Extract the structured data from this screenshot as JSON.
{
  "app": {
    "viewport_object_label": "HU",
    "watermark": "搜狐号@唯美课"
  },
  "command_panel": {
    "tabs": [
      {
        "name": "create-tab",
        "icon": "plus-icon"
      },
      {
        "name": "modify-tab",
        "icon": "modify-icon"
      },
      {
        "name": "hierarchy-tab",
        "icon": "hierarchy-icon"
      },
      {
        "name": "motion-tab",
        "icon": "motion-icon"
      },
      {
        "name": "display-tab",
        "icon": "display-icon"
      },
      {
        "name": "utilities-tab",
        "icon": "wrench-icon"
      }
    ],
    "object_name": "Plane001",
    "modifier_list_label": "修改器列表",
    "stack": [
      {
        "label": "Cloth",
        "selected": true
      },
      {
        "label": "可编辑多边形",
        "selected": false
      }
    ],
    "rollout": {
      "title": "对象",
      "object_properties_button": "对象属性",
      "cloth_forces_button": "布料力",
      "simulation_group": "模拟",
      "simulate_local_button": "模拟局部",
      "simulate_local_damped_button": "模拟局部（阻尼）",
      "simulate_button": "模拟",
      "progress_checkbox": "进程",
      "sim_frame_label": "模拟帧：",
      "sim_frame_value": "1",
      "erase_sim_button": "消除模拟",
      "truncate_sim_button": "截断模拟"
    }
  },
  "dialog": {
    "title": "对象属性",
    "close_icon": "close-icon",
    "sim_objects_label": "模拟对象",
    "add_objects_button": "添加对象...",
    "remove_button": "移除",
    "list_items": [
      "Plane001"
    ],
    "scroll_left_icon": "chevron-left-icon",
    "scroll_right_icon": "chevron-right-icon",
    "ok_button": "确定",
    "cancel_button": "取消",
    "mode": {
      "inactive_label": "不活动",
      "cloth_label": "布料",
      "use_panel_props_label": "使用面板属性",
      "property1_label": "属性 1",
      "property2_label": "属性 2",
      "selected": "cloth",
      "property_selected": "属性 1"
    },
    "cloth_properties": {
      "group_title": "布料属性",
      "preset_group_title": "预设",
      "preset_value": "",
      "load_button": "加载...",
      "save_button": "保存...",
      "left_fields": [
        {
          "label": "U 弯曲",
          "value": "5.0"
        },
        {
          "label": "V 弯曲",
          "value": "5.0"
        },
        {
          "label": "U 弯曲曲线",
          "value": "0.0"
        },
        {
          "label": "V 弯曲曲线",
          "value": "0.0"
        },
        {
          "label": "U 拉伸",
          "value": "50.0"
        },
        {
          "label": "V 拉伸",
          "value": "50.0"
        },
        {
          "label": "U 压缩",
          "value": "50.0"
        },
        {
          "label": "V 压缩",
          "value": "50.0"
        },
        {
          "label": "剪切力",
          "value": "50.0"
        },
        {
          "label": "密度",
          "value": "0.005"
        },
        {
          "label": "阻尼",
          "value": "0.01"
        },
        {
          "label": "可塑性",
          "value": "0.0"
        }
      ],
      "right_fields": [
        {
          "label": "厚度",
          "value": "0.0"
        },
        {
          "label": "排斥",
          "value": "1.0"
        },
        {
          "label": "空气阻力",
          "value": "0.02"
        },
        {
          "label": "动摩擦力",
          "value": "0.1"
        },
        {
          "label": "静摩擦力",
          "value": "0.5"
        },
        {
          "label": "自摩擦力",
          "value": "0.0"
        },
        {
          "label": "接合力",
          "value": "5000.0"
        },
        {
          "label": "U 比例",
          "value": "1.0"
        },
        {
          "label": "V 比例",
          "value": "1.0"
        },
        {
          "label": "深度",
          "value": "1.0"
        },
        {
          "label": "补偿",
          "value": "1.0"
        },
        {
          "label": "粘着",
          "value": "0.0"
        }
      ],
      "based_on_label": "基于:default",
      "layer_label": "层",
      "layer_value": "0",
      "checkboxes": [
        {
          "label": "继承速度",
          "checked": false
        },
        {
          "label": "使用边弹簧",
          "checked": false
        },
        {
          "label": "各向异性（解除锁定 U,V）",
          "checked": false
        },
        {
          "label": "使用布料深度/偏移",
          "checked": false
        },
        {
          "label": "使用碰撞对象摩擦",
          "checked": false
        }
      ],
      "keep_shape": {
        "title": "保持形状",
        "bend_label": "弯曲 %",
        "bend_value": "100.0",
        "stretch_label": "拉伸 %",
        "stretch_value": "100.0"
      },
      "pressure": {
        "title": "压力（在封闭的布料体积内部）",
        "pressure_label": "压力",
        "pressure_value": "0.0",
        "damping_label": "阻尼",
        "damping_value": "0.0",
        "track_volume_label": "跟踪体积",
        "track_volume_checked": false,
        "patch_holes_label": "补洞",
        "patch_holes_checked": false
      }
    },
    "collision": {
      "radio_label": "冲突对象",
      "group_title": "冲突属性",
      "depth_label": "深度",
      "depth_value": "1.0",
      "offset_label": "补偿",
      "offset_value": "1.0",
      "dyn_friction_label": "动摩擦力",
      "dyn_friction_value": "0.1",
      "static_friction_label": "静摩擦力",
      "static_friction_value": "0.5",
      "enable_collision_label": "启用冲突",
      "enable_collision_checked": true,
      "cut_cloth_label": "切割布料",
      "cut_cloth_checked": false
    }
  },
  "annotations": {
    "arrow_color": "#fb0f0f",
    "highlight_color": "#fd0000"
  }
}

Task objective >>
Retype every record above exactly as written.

Answer space >>
Extract the structured data from this screenshot as JSON.
{
  "app": {
    "viewport_object_label": "HU",
    "watermark": "搜狐号@唯美课"
  },
  "command_panel": {
    "tabs": [
      {
        "name": "create-tab",
        "icon": "plus-icon"
      },
      {
        "name": "modify-tab",
        "icon": "modify-icon"
      },
      {
        "name": "hierarchy-tab",
        "icon": "hierarchy-icon"
      },
      {
        "name": "motion-tab",
        "icon": "motion-icon"
      },
      {
        "name": "display-tab",
        "icon": "display-icon"
      },
      {
        "name": "utilities-tab",
        "icon": "wrench-icon"
      }
    ],
    "object_name": "Plane001",
    "modifier_list_label": "修改器列表",
    "stack": [
      {
        "label": "Cloth",
        "selected": true
      },
      {
        "label": "可编辑多边形",
        "selected": false
      }
    ],
    "rollout": {
      "title": "对象",
      "object_properties_button": "对象属性",
      "cloth_forces_button": "布料力",
      "simulation_group": "模拟",
      "simulate_local_button": "模拟局部",
      "simulate_local_damped_button": "模拟局部（阻尼）",
      "simulate_button": "模拟",
      "progress_checkbox": "进程",
      "sim_frame_label": "模拟帧：",
      "sim_frame_value": "1",
      "erase_sim_button": "消除模拟",
      "truncate_sim_button": "截断模拟"
    }
  },
  "dialog": {
    "title": "对象属性",
    "close_icon": "close-icon",
    "sim_objects_label": "模拟对象",
    "add_objects_button": "添加对象...",
    "remove_button": "移除",
    "list_items": [
      "Plane001"
    ],
    "scroll_left_icon": "chevron-left-icon",
    "scroll_right_icon": "chevron-right-icon",
    "ok_button": "确定",
    "cancel_button": "取消",
    "mode": {
      "inactive_label": "不活动",
      "cloth_label": "布料",
      "use_panel_props_label": "使用面板属性",
      "property1_label": "属性 1",
      "property2_label": "属性 2",
      "selected": "cloth",
      "property_selected": "属性 1"
    },
    "cloth_properties": {
      "group_title": "布料属性",
      "preset_group_title": "预设",
      "preset_value": "",
      "load_button": "加载...",
      "save_button": "保存...",
      "left_fields": [
        {
          "label": "U 弯曲",
          "value": "5.0"
        },
        {
          "label": "V 弯曲",
          "value": "5.0"
        },
        {
          "label": "U 弯曲曲线",
          "value": "0.0"
        },
        {
          "label": "V 弯曲曲线",
          "value": "0.0"
        },
        {
          "label": "U 拉伸",
          "value": "50.0"
        },
        {
          "label": "V 拉伸",
          "value": "50.0"
        },
        {
          "label": "U 压缩",
          "value": "50.0"
        },
        {
          "label": "V 压缩",
          "value": "50.0"
        },
        {
          "label": "剪切力",
          "value": "50.0"
        },
        {
          "label": "密度",
          "value": "0.005"
        },
        {
          "label": "阻尼",
          "value": "0.01"
        },
        {
          "label": "可塑性",
          "value": "0.0"
        }
      ],
      "right_fields": [
        {
          "label": "厚度",
          "value": "0.0"
        },
        {
          "label": "排斥",
          "value": "1.0"
        },
        {
          "label": "空气阻力",
          "value": "0.02"
        },
        {
          "label": "动摩擦力",
          "value": "0.1"
        },
        {
          "label": "静摩擦力",
          "value": "0.5"
        },
        {
          "label": "自摩擦力",
          "value": "0.0"
        },
        {
          "label": "接合力",
          "value": "5000.0"
        },
        {
          "label": "U 比例",
          "value": "1.0"
        },
        {
          "label": "V 比例",
          "value": "1.0"
        },
        {
          "label": "深度",
          "value": "1.0"
        },
        {
          "label": "补偿",
          "value": "1.0"
        },
        {
          "label": "粘着",
          "value": "0.0"
        }
      ],
      "based_on_label": "基于:default",
      "layer_label": "层",
      "layer_value": "0",
      "checkboxes": [
        {
          "label": "继承速度",
          "checked": false
        },
        {
          "label": "使用边弹簧",
          "checked": false
        },
        {
          "label": "各向异性（解除锁定 U,V）",
          "checked": false
        },
        {
          "label": "使用布料深度/偏移",
          "checked": false
        },
        {
          "label": "使用碰撞对象摩擦",
          "checked": false
        }
      ],
      "keep_shape": {
        "title": "保持形状",
        "bend_label": "弯曲 %",
        "bend_value": "100.0",
        "stretch_label": "拉伸 %",
        "stretch_value": "100.0"
      },
      "pressure": {
        "title": "压力（在封闭的布料体积内部）",
        "pressure_label": "压力",
        "pressure_value": "0.0",
        "damping_label": "阻尼",
        "damping_value": "0.0",
        "track_volume_label": "跟踪体积",
        "track_volume_checked": false,
        "patch_holes_label": "补洞",
        "patch_holes_checked": false
      }
    },
    "collision": {
      "radio_label": "冲突对象",
      "group_title": "冲突属性",
      "depth_label": "深度",
      "depth_value": "1.0",
      "offset_label": "补偿",
      "offset_value": "1.0",
      "dyn_friction_label": "动摩擦力",
      "dyn_friction_value": "0.1",
      "static_friction_label": "静摩擦力",
      "static_friction_value": "0.5",
      "enable_collision_label": "启用冲突",
      "enable_collision_checked": true,
      "cut_cloth_label": "切割布料",
      "cut_cloth_checked": false
    }
  },
  "annotations": {
    "arrow_color": "#fb0f0f",
    "highlight_color": "#fd0000"
  }
}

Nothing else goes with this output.